Hailed as “a climate change evangelist,” Katharine Hayhoe believes that her Christian faith obliges her to preach the word about climate change, especially to climate skeptics.
An atmospheric scientist and evangelical Christian, Hayhoe is a firm believer in manmade climate change and recently addressed a UN-sponsored climate change conference in Edmonton, Alberta, on the woes that await the human race if global warming is not curbed.
Hayhoe teaches political science at Texas Tech University and is also the CEO of the consulting firm ATMOS Research and Consulting, which specializes in preparing organizations of all sorts to face the impact of anthropogenic climate change.
Acknowledging her life both as a Christian and a climate change believer is “like coming out of the closet,” Hayhoe has said.
“I study climate change because I think it’s the greatest humanitarian crisis of our times,” she told Reuters. “It exacerbates poverty and hunger and disease and civil conflicts and refugee crises.”
Climate change activists have warmly welcomed Hayhoe into their fold, hoping that she will be able to make headway in convincing her fellow evangelicals—many of whom are climate-change skeptics—that manmade climate change is real.

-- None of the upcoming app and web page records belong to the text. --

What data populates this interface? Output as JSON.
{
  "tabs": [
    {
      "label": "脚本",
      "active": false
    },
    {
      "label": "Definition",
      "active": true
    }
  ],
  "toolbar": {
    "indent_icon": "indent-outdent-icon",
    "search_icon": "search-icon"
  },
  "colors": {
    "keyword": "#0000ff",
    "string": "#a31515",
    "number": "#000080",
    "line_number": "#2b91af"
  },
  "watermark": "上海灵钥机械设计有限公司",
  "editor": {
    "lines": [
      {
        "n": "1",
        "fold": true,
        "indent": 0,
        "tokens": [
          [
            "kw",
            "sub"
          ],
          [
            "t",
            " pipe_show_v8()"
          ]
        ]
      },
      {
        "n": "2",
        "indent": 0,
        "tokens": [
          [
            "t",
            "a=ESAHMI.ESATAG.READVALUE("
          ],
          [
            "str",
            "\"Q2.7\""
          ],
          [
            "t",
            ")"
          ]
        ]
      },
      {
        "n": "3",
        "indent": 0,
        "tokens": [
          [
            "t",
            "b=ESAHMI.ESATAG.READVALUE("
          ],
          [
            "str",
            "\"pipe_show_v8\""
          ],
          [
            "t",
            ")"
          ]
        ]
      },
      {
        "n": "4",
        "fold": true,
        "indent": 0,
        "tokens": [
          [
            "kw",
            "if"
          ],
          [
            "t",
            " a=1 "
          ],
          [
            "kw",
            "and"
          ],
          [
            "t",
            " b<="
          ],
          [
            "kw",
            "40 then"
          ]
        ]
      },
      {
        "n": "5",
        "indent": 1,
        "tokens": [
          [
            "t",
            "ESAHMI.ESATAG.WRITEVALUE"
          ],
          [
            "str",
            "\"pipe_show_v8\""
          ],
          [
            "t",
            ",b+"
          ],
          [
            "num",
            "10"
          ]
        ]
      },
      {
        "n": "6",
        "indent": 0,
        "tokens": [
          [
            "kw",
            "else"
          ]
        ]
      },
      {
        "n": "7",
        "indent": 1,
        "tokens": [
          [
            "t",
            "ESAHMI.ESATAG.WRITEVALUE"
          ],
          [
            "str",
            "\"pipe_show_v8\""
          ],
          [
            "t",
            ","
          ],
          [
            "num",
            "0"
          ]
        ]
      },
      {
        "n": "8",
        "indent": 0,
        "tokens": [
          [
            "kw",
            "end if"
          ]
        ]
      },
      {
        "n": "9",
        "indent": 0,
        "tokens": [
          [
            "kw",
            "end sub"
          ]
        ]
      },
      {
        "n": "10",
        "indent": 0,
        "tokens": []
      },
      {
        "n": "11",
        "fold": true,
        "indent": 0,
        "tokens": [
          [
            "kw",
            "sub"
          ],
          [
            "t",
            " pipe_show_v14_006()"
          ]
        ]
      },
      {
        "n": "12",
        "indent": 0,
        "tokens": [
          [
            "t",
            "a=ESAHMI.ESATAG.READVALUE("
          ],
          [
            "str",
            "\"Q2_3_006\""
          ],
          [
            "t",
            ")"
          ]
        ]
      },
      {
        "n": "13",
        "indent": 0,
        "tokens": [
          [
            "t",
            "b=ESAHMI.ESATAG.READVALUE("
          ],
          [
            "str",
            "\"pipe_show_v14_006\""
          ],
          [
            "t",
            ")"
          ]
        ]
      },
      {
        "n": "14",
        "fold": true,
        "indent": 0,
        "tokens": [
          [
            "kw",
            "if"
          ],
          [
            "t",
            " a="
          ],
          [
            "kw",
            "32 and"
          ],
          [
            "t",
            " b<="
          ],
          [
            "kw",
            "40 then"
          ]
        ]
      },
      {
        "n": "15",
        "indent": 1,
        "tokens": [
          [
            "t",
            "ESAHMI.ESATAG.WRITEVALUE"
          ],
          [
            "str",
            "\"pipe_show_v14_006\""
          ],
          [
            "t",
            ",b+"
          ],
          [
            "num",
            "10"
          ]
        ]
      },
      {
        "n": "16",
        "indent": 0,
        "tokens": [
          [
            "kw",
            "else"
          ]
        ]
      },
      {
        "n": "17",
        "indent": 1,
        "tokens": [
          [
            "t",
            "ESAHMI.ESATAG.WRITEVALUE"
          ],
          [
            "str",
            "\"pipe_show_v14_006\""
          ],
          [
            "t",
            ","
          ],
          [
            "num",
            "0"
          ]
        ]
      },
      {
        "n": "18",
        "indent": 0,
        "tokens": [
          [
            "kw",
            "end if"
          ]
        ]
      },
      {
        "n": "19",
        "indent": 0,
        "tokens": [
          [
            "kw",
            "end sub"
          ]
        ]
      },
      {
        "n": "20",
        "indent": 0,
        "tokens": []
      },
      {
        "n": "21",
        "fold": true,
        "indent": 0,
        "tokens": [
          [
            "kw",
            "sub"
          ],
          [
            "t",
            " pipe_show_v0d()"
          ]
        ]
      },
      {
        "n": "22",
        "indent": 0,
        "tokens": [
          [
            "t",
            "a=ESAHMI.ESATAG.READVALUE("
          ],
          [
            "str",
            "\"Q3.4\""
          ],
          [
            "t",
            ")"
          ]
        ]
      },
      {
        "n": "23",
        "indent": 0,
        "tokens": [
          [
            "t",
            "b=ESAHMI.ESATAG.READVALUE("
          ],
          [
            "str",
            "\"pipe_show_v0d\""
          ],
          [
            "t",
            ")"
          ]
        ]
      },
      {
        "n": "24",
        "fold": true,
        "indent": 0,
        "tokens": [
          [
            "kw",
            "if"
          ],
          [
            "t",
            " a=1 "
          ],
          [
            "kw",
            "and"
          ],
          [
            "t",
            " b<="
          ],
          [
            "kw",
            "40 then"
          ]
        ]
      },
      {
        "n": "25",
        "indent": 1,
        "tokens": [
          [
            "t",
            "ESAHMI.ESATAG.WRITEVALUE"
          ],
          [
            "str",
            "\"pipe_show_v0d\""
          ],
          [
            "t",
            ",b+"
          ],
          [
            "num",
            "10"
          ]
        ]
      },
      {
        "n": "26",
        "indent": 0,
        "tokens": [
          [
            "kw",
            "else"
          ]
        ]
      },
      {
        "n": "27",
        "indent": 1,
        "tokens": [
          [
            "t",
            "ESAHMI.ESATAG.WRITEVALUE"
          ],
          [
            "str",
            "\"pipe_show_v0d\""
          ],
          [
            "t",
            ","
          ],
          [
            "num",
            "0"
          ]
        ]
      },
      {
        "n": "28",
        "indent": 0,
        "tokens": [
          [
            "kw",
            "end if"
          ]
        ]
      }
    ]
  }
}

While a majority of evangelicals continue to question the existence of human-caused climate change, Hayhoe is not completely alone. Groups like the Evangelical Environmental Network, the Evangelical Climate Initiative, and Young Evangelicals for Climate Action have adopted similar programs.
Her street creds are good, having converted her skeptical evangelical husband to belief that human activity is driving global warming in a patient process lasting two years.
At the same time, Hayhoe reportedly took no questions from climate change skeptics during her talk at the Edmonton conference.
TIME magazine named Hayhoe to their list of the 100 most influential people for her work in defending climate change, in which actor Don Cheadle praised her as “a smart person who defies stereotype.”
Hayhoe thinks that American’s resistance to climate change has more to do with “the perceived solutions” such as taxes, government legislation, and loss of personal liberty than with the theory of climate change and its causes.
In January of this year, author Kenneth Richard conducted a broad survey of climate change literature for 2017 and found that the alleged “consensus” behind the dangers of anthropogenic global warming is not nearly as settled among climate scientists as people imagine.
The study revealed that during the course of the year 2017, at least 485 scientific papers were published that in some way questioned the supposed consensus regarding the perils of human CO2 emissions or the efficacy of climate models to predict the future.
According to Richard’s analysis, the 485 new papers underscore the “significant limitations and uncertainties inherent in our understanding of climate and climate changes,” which in turn suggests that climate science is not nearly as settled as media reports and some policymakers would have people believe.
The papers questioned everything from the relative role of natural mechanisms in changes to the climate system vis-à-vis increased CO2 concentrations, the allegedly “unprecedented” nature of modern climate phenomena such as warming, sea levels, glacier and sea ice retreat, and the efficacy and reliability of computer climate models for projecting future climate states.
For his part, Pope Francis has declared that humanity is currently experiencing a “climate emergency,” while calling climate change skepticism “perverse.”
Follow Thomas D. Williams on Twitter Follow @tdwilliamsrome